Count the lines in the records below that contain the word "Thomas", and give only that count.

_Available records_:
- Opening Delimiter -

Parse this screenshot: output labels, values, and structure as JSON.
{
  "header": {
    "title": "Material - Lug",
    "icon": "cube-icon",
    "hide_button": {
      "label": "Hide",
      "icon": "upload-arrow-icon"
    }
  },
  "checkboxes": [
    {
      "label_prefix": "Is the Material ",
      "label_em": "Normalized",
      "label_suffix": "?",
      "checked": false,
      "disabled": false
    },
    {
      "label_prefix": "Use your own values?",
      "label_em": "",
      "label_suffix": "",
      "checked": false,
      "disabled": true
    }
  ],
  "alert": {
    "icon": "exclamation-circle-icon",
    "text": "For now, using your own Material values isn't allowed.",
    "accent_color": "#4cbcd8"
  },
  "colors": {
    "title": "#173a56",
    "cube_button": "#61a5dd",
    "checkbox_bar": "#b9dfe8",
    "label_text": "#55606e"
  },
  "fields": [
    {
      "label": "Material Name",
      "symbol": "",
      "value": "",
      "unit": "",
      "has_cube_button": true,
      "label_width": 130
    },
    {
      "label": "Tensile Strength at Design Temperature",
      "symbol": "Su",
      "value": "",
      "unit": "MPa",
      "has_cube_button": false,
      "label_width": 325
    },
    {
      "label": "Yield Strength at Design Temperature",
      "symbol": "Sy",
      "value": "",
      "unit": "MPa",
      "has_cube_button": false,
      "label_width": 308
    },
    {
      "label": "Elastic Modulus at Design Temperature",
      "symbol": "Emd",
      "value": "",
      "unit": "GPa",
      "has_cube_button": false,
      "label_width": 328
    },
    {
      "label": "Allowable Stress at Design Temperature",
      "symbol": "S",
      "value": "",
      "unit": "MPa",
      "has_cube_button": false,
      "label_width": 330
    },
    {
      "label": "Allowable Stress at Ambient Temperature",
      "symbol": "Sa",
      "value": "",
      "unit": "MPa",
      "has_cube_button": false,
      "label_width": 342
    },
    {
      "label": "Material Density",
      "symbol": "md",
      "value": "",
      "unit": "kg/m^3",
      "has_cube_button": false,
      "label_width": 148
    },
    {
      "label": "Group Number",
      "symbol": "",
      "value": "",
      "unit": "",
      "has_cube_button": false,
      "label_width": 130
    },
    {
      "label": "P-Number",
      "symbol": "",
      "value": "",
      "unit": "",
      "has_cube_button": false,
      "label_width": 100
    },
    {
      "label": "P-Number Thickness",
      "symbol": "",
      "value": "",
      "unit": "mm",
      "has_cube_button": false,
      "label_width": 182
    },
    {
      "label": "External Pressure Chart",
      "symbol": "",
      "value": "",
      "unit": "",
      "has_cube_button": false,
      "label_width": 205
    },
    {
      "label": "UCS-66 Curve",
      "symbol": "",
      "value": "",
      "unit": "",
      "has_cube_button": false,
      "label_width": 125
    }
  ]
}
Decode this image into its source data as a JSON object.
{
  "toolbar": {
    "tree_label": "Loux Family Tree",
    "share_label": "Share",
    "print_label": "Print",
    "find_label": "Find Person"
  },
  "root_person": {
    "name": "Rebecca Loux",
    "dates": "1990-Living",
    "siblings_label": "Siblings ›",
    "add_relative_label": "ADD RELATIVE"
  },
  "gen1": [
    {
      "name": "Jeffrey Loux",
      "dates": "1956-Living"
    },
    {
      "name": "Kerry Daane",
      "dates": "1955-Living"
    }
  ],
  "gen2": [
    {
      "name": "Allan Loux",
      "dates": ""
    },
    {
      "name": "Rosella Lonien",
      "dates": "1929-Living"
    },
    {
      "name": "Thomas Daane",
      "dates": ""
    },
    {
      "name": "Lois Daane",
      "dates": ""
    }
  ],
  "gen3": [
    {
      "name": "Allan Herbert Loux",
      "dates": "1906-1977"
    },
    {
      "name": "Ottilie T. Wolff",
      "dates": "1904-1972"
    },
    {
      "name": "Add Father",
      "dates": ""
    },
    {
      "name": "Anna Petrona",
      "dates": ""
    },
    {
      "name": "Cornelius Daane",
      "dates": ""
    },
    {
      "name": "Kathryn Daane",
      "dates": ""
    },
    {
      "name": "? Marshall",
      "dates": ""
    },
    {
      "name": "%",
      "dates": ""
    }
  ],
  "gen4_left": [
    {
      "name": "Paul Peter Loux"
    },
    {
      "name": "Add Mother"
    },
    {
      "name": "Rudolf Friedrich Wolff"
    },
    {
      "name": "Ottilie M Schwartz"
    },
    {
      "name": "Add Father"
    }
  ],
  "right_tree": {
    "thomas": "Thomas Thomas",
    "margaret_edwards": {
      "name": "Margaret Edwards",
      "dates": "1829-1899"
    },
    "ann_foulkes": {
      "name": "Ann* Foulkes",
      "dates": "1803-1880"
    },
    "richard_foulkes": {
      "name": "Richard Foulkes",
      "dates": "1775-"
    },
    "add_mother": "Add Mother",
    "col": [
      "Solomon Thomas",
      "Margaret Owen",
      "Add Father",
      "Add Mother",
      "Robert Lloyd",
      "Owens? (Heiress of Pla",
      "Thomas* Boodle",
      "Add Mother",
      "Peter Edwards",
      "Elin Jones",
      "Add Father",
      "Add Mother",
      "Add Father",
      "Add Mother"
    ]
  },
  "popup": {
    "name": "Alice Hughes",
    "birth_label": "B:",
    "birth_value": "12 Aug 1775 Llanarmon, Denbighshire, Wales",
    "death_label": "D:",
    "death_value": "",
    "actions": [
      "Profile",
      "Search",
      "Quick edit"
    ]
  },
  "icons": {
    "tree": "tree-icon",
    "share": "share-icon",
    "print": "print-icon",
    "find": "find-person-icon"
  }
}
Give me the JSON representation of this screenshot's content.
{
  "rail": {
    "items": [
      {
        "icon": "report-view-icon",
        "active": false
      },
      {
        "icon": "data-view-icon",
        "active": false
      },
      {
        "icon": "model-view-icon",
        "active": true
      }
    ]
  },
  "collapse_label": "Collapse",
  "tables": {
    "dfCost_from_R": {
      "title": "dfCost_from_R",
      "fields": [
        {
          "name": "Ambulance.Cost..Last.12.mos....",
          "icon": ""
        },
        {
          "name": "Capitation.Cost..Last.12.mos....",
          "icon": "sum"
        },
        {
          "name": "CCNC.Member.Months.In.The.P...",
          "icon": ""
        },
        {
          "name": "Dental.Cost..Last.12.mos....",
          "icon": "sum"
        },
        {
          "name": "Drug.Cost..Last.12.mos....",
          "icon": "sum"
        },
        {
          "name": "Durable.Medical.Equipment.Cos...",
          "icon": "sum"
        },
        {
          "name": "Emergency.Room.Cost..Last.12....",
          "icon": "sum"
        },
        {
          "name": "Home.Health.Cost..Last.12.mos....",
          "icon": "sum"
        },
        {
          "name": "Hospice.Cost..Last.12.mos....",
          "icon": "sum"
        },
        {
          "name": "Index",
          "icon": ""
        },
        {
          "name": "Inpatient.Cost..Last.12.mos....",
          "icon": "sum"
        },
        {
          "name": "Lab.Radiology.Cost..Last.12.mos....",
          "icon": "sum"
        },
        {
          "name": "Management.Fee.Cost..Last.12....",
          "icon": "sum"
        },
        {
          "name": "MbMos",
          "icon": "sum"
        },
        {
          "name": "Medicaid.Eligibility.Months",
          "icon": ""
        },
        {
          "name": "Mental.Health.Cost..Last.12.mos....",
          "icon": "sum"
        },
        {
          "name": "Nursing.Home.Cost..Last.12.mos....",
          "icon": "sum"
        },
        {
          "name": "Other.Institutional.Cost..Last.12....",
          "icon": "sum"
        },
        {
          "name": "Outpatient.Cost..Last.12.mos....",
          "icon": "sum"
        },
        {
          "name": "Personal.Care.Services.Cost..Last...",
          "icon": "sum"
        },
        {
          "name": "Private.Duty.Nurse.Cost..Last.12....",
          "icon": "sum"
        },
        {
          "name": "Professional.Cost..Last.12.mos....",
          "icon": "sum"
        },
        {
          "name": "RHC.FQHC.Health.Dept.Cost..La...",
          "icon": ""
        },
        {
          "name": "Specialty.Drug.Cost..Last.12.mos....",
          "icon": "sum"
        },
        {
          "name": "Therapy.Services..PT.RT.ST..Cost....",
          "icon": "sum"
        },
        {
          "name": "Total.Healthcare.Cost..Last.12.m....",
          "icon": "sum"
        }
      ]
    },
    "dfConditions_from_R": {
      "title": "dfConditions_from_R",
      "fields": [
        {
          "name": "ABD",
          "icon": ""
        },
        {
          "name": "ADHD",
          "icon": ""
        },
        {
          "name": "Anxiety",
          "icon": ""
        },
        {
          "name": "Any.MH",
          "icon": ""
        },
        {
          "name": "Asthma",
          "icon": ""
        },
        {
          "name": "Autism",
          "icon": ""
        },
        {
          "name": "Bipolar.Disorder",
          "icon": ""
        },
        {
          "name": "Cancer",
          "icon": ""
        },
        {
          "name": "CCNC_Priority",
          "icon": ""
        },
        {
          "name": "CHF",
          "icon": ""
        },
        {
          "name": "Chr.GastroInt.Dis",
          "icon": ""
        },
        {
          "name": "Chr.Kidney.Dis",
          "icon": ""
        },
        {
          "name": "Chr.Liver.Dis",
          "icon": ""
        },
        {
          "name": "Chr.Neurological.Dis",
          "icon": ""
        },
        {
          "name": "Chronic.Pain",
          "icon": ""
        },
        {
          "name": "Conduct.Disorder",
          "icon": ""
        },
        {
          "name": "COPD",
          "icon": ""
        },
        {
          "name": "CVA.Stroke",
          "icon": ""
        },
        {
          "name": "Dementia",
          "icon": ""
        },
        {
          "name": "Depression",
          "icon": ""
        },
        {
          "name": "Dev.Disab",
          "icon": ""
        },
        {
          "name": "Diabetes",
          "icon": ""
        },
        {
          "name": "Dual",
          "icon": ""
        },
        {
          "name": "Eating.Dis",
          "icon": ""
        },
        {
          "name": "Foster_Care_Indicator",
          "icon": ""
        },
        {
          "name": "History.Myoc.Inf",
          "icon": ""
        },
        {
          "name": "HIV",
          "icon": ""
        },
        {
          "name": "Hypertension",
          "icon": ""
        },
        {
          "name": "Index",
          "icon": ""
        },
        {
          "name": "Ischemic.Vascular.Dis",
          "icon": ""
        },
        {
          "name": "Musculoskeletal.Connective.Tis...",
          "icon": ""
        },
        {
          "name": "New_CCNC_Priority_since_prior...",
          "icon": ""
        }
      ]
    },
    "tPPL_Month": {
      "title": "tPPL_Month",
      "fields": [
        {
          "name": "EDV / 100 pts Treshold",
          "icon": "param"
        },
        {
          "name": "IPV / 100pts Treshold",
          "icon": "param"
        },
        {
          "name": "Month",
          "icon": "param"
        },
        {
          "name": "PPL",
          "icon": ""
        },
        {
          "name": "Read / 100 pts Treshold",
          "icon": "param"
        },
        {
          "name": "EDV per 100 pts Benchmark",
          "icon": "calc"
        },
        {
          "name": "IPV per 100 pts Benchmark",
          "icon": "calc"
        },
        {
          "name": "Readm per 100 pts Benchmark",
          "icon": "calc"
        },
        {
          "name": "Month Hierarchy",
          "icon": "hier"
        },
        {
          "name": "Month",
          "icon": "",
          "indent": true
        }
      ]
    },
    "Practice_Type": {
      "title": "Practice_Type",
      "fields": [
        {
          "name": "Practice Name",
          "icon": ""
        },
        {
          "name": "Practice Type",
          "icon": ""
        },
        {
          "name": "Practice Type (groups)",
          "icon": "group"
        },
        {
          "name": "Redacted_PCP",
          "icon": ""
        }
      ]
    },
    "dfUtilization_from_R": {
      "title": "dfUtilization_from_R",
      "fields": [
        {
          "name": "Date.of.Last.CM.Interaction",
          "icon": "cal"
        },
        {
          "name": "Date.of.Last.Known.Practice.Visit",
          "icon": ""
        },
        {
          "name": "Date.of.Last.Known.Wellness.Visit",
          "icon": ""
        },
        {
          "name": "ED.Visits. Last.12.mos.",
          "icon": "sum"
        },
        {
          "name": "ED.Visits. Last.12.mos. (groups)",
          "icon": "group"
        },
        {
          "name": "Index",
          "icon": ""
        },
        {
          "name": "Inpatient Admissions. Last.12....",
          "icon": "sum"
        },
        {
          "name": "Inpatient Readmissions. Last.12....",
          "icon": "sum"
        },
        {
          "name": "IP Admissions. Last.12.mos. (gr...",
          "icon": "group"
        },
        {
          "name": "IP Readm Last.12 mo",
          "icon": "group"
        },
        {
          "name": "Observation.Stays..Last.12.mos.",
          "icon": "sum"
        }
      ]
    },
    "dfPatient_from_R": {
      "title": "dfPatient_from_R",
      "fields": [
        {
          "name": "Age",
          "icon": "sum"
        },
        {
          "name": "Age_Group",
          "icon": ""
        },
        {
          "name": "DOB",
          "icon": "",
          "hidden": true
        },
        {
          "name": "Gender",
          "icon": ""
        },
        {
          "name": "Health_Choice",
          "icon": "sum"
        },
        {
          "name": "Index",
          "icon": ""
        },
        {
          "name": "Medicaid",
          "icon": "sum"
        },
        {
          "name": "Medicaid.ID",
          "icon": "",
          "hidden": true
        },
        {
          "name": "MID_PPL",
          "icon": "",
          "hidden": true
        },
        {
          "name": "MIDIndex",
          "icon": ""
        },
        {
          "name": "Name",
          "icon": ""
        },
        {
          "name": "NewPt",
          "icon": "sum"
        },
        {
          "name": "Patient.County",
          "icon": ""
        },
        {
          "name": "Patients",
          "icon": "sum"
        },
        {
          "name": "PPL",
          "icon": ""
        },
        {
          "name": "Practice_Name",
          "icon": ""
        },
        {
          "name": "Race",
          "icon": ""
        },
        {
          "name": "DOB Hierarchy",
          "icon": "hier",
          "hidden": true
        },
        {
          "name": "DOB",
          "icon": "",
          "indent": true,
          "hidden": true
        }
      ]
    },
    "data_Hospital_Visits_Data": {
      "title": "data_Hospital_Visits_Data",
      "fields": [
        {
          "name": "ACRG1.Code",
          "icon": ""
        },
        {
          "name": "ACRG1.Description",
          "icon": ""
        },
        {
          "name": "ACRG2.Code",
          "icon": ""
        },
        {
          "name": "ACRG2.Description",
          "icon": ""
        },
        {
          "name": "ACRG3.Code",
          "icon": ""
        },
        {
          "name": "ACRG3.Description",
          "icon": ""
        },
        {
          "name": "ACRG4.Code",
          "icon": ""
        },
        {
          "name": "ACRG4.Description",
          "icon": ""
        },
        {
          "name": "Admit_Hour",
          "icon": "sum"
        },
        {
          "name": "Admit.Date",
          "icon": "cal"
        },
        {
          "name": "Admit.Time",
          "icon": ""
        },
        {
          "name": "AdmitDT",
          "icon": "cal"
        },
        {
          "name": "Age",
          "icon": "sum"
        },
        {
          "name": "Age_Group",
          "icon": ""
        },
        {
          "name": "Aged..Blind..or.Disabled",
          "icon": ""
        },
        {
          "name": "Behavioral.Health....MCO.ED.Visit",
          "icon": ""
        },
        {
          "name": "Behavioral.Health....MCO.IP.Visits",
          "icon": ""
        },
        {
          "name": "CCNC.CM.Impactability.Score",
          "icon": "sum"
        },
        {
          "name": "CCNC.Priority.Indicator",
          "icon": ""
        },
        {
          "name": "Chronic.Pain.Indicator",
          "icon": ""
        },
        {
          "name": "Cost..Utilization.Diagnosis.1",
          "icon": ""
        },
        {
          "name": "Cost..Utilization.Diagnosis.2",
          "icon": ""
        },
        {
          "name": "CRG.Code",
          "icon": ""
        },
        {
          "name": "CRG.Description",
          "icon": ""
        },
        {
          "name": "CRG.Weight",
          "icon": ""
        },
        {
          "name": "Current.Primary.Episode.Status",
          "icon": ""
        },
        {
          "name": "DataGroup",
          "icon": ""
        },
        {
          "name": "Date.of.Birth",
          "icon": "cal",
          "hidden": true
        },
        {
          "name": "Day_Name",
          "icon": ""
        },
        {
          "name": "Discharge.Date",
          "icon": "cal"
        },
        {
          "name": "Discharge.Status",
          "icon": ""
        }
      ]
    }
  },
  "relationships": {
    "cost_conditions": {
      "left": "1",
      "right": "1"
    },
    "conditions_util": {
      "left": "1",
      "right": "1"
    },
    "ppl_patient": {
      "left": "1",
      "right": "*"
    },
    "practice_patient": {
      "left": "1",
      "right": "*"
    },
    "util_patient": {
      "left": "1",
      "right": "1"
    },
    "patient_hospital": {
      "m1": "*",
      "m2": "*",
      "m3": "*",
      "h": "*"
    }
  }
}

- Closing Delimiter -

_The completed task_: 4